▶ **TASK GOAL**:
Nothing but an exact copy of the listing should be given.

▶ **DATA SUPPLIED**:
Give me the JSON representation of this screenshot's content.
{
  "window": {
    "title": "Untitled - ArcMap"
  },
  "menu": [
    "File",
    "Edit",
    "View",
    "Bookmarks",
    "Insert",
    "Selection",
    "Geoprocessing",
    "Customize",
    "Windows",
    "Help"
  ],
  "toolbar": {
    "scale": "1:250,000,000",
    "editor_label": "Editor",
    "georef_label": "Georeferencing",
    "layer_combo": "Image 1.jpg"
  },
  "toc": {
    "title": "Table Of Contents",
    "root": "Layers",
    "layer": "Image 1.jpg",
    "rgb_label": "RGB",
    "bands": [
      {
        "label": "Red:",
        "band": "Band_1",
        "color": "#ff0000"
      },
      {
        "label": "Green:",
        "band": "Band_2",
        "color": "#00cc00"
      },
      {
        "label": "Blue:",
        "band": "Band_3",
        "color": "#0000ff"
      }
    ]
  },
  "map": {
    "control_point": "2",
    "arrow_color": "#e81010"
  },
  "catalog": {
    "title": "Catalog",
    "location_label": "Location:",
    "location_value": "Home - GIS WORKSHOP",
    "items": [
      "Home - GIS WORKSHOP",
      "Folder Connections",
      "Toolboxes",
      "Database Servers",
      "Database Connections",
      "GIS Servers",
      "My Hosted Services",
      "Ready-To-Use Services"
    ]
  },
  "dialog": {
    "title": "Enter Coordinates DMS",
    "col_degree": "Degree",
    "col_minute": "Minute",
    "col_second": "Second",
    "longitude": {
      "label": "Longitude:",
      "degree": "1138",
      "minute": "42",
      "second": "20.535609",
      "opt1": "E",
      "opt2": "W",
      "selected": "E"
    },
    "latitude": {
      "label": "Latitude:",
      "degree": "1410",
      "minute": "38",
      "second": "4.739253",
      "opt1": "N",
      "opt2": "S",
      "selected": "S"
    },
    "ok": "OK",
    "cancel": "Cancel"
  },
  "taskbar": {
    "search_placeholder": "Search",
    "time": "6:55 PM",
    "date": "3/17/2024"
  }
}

▶ **RESPONSE BELOW**:
Give me the JSON representation of this screenshot's content.
{
  "window": {
    "title": "Untitled - ArcMap"
  },
  "menu": [
    "File",
    "Edit",
    "View",
    "Bookmarks",
    "Insert",
    "Selection",
    "Geoprocessing",
    "Customize",
    "Windows",
    "Help"
  ],
  "toolbar": {
    "scale": "1:250,000,000",
    "editor_label": "Editor",
    "georef_label": "Georeferencing",
    "layer_combo": "Image 1.jpg"
  },
  "toc": {
    "title": "Table Of Contents",
    "root": "Layers",
    "layer": "Image 1.jpg",
    "rgb_label": "RGB",
    "bands": [
      {
        "label": "Red:",
        "band": "Band_1",
        "color": "#ff0000"
      },
      {
        "label": "Green:",
        "band": "Band_2",
        "color": "#00cc00"
      },
      {
        "label": "Blue:",
        "band": "Band_3",
        "color": "#0000ff"
      }
    ]
  },
  "map": {
    "control_point": "2",
    "arrow_color": "#e81010"
  },
  "catalog": {
    "title": "Catalog",
    "location_label": "Location:",
    "location_value": "Home - GIS WORKSHOP",
    "items": [
      "Home - GIS WORKSHOP",
      "Folder Connections",
      "Toolboxes",
      "Database Servers",
      "Database Connections",
      "GIS Servers",
      "My Hosted Services",
      "Ready-To-Use Services"
    ]
  },
  "dialog": {
    "title": "Enter Coordinates DMS",
    "col_degree": "Degree",
    "col_minute": "Minute",
    "col_second": "Second",
    "longitude": {
      "label": "Longitude:",
      "degree": "1138",
      "minute": "42",
      "second": "20.535609",
      "opt1": "E",
      "opt2": "W",
      "selected": "E"
    },
    "latitude": {
      "label": "Latitude:",
      "degree": "1410",
      "minute": "38",
      "second": "4.739253",
      "opt1": "N",
      "opt2": "S",
      "selected": "S"
    },
    "ok": "OK",
    "cancel": "Cancel"
  },
  "taskbar": {
    "search_placeholder": "Search",
    "time": "6:55 PM",
    "date": "3/17/2024"
  }
}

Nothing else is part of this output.